6.3. Linux-4.9.22

The Linux package contains the Linux kernel.

6.3.1. Installation of the kernel

Building the kernel involves a few steps—configuration, compilation, and installation. Read the README file in the kernel source tree for alternative methods to the way this book configures the kernel.

Prepare for compilation by running the following command:

make mrproper

This ensures that the kernel tree is absolutely clean. The kernel team recommends that this command be issued prior to each kernel compilation. Do not rely on the source tree being clean after un-tarring.

Configure the kernel via a menu-driven interface. Be sure to enable DEVTMPFS so that /dev will be populated automatically.



Since you are building for an embedded system make sure all key components are built into the kernel and not as modules. The key components are console/video, disk, and network. Without these built in, the system will not function properly. It is recommended to configure the kernel without modules in order to conserve disk space and to reduce the complexity of booting.


Alternatively, the make oldconfig or make ${CLFS_TARGET}_defconfig may be more appropriate in some situations. See the README file for more information.

If desired, skip kernel configuration by copying the kernel config file, .config, from an example system (assuming it is available) to the root directory of the unpacked kernel sources.



If you are using the u-boot bootloader, creating a uImage type kernel is recommended. Install the u-boot tools (not documented here) and append "uImage" when compiling the kernel.

Compile the configured kernel image and modules:


If using kernel modules, an /etc/modprobe.conf file may be needed. Information pertaining to modules and kernel configuration is located in the kernel documentation in the Documentation directory of the kernel sources tree. Also, modprobe.conf(5) may be of interest.

If building modules, install the modules:

    INSTALL_MOD_PATH=${CLFS}/targetfs modules_install

The kernel configuration file .config produced by the make menuconfig step above contains all the configuration selections for the kernel that was just compiled. It is a good idea to keep this file for future reference.

The resulting kernel will be located within the arch/${CLFS_ARCH}/boot. There may be more than one version of the same kernel, simply with different compression or bootloader helpers added. Follow your bootloader's instructions on how to copy the kernel to the final system.

6.3.2. Contents of Linux

Installed files: .config, Image files, and System.map

Short Descriptions


Contains all the configuration selections for the kernel

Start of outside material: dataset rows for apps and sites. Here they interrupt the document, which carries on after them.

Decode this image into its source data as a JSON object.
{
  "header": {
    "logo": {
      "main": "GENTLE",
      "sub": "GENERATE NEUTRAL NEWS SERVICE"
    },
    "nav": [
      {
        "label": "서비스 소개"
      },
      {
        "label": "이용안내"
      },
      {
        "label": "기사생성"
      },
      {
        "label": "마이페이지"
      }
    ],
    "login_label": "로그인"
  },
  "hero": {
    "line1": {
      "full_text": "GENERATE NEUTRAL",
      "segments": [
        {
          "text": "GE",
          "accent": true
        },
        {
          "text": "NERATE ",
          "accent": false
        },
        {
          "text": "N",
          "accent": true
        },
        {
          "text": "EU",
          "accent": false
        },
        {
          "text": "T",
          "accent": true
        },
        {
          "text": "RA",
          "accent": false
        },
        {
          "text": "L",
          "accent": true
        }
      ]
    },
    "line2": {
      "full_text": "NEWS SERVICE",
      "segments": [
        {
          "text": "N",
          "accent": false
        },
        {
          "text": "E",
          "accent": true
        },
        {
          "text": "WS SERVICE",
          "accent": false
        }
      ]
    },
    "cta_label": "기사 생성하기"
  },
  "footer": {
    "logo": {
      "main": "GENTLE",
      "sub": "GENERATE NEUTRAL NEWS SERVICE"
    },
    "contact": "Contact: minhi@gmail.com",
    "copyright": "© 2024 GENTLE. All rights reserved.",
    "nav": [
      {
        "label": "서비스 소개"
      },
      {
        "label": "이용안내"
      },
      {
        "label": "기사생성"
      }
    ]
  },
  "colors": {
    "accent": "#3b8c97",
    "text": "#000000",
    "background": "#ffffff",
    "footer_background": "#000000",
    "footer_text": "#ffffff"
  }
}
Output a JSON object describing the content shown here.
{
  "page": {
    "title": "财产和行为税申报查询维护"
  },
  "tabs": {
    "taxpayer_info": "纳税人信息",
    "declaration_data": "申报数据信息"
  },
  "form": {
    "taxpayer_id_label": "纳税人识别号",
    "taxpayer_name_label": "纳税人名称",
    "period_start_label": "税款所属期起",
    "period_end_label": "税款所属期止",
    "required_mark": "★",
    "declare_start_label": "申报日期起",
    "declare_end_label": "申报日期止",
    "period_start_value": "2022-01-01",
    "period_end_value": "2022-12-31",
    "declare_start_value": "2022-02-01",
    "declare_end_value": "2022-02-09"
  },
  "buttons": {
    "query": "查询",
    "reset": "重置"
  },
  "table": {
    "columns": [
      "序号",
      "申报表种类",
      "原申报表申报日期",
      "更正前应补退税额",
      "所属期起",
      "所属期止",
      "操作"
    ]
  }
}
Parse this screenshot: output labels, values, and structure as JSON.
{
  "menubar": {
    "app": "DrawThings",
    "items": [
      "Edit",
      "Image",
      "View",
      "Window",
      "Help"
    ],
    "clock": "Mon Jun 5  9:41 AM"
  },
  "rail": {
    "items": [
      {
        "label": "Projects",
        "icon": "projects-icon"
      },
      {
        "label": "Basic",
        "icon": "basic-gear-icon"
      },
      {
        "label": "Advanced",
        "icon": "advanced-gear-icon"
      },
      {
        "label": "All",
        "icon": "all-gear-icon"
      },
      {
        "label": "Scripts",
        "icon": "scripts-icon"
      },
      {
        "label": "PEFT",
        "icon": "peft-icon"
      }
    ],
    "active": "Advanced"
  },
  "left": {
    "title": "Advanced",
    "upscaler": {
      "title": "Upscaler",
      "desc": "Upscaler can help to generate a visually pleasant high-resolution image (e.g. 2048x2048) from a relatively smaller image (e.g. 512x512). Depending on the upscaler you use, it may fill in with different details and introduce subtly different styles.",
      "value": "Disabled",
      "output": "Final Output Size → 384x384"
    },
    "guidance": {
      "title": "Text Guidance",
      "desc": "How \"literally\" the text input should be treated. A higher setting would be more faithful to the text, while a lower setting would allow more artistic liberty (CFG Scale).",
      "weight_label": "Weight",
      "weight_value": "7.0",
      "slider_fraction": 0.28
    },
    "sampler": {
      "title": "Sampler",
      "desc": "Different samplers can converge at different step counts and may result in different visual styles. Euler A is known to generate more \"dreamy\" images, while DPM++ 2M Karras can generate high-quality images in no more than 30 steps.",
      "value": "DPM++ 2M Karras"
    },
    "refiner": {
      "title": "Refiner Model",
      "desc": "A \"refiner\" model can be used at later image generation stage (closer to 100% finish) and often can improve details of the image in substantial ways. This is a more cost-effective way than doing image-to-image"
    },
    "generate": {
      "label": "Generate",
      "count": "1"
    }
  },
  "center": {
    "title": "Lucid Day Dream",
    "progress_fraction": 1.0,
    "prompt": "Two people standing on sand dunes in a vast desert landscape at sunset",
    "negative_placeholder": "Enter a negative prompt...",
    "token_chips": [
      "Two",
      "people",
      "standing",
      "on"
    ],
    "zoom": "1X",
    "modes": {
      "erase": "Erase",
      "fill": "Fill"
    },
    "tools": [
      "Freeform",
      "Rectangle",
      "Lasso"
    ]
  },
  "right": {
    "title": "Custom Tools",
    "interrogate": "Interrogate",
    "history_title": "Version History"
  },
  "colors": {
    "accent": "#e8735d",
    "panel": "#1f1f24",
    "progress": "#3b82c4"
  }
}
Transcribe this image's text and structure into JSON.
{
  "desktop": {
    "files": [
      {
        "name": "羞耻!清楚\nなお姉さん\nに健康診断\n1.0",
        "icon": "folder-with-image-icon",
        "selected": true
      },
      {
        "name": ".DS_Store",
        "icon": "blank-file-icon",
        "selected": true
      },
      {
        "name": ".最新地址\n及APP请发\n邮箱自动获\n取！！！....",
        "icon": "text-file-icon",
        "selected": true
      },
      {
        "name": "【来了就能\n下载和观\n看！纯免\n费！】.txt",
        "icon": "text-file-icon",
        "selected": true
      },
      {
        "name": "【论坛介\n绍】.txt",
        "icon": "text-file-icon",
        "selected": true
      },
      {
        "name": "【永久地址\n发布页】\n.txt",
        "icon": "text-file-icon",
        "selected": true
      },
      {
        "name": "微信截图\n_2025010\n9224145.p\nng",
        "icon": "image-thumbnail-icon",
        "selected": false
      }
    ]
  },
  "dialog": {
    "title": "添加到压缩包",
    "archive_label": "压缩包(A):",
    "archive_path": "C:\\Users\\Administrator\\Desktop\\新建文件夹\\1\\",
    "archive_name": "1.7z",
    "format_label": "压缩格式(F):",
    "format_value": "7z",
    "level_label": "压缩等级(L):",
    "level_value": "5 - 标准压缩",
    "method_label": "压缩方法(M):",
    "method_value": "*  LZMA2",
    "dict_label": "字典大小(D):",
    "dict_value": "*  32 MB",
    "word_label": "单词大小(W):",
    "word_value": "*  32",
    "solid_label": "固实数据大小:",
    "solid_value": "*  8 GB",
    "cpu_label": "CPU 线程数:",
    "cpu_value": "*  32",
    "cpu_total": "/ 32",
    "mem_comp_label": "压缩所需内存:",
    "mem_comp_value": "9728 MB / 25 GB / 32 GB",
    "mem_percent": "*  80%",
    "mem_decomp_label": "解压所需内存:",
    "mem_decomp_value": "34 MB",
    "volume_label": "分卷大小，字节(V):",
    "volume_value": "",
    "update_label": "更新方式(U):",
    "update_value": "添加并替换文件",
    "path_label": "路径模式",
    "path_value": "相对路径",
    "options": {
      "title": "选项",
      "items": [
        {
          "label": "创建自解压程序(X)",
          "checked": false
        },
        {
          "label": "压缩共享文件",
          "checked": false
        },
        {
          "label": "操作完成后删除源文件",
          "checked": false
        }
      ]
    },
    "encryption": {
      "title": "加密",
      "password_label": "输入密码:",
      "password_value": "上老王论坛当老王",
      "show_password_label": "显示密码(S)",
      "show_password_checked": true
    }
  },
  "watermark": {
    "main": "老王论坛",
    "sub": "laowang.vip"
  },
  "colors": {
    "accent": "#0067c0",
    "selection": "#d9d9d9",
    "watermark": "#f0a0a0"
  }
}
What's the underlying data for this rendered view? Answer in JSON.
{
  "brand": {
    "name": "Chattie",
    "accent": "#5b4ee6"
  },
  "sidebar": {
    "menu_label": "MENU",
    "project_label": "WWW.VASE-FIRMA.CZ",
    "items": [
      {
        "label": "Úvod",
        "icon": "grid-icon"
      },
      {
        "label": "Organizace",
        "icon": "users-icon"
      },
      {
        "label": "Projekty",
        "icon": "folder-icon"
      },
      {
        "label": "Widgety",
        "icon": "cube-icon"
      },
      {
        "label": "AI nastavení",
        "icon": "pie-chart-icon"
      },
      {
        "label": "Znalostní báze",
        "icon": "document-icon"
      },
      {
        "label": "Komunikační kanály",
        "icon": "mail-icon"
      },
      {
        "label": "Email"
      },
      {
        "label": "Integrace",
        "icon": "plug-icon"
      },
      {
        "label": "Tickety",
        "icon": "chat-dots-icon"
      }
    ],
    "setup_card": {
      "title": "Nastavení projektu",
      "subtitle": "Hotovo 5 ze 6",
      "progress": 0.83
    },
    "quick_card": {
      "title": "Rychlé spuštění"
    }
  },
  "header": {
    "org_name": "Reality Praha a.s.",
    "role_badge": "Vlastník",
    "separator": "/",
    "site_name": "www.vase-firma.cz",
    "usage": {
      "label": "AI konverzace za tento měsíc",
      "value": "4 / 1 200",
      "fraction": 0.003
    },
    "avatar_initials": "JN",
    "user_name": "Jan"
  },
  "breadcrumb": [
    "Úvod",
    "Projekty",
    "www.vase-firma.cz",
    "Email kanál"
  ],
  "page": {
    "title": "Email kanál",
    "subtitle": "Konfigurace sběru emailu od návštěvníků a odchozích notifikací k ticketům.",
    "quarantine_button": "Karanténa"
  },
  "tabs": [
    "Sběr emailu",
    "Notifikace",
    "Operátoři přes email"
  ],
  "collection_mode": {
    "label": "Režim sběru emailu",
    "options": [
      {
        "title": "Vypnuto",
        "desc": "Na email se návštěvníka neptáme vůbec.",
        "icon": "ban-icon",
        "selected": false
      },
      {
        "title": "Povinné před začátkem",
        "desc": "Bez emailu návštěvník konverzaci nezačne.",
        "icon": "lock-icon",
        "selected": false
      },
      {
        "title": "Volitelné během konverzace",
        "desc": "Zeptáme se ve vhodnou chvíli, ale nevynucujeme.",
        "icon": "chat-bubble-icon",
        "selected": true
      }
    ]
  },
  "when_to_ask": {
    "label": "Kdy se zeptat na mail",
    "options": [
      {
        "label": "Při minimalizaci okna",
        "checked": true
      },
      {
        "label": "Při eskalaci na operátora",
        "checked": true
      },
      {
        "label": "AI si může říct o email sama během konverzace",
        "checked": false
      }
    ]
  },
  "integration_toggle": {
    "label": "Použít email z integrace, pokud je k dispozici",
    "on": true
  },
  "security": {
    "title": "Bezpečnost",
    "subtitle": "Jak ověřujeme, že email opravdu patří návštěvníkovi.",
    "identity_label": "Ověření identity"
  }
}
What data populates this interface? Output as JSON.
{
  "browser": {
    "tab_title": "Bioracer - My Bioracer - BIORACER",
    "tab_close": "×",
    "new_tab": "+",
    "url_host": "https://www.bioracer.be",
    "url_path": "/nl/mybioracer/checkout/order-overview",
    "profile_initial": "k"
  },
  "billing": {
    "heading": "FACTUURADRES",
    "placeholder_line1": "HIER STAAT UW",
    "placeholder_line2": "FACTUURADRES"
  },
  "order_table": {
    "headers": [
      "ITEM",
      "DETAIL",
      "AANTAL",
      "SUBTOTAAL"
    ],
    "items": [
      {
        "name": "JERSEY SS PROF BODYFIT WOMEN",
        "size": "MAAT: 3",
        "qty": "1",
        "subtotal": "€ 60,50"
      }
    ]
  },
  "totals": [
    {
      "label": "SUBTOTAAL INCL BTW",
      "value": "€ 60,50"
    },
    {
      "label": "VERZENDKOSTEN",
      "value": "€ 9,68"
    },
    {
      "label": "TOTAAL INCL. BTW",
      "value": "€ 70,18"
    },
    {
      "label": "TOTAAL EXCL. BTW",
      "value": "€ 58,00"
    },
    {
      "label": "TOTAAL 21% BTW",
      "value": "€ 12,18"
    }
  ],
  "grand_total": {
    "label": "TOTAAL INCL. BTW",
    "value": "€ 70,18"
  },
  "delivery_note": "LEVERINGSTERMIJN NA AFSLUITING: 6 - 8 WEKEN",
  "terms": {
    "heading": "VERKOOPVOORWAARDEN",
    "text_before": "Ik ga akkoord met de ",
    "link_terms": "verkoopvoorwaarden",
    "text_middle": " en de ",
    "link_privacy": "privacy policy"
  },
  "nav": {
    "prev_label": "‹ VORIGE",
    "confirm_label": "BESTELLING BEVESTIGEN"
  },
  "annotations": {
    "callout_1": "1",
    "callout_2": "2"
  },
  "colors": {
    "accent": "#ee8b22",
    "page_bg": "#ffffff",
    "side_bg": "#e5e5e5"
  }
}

zImage, uImage, bzImage, vmlinux

The compiled Linux kernel.


A list of addresses and symbols; it maps the entry points and addresses of all the functions and data structures in the kernel. Useful for debugging, sometimes.